Below are the records; copy each line in which "this" occurs.

(Records from a data collection)
-- Opening Marker --

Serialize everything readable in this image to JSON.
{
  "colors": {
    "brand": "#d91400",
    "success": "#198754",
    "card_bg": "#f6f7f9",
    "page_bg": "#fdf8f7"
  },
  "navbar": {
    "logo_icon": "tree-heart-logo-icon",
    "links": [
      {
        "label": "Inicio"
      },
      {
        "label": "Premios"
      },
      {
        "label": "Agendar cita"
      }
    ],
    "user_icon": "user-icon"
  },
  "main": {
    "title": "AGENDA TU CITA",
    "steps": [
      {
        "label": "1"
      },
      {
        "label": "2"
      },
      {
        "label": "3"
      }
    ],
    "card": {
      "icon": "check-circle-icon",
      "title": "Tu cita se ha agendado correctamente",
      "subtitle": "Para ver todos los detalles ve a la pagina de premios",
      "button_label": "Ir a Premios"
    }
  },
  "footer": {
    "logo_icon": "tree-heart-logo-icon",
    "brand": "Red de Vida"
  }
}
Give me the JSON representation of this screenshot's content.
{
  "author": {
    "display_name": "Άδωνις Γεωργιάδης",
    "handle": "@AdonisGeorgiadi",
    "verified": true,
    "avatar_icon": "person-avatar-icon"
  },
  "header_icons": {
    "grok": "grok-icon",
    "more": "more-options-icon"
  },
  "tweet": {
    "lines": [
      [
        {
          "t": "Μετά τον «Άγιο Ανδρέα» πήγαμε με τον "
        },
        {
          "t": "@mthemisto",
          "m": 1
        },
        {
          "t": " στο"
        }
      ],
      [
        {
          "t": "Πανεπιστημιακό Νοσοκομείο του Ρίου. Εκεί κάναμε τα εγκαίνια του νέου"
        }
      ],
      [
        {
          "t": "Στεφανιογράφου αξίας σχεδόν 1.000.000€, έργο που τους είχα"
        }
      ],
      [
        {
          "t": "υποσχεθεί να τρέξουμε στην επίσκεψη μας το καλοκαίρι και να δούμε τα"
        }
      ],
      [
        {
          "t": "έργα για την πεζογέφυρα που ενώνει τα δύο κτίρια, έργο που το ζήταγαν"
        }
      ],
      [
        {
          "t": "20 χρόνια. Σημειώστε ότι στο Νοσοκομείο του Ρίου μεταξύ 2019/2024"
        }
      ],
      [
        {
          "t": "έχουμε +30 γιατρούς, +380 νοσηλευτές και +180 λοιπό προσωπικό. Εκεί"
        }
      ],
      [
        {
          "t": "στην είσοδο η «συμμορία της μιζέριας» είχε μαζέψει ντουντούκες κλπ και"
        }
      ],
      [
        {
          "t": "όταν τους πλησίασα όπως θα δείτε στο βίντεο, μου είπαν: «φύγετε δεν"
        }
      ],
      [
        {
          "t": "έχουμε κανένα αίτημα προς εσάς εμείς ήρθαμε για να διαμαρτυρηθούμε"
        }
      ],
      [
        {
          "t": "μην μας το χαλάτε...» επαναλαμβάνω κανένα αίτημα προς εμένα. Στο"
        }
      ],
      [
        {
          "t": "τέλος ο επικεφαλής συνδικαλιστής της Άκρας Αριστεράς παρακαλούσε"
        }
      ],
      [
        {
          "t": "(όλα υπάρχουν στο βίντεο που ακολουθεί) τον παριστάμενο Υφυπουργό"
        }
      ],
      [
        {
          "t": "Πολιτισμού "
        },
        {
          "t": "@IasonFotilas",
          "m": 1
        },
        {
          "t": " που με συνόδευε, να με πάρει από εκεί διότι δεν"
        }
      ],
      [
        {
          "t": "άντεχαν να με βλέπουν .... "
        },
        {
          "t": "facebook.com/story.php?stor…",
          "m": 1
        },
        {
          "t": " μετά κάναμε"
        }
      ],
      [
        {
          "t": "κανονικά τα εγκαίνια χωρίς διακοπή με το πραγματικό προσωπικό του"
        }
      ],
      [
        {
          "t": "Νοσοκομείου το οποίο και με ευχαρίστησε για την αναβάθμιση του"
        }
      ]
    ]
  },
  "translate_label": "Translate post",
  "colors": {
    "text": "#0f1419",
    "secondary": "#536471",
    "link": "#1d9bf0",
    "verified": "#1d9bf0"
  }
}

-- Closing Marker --

> **RESULT OF THE EXERCISE**
Serialize everything readable in this image to JSON.
Give me the JSON representation of this screenshot's content.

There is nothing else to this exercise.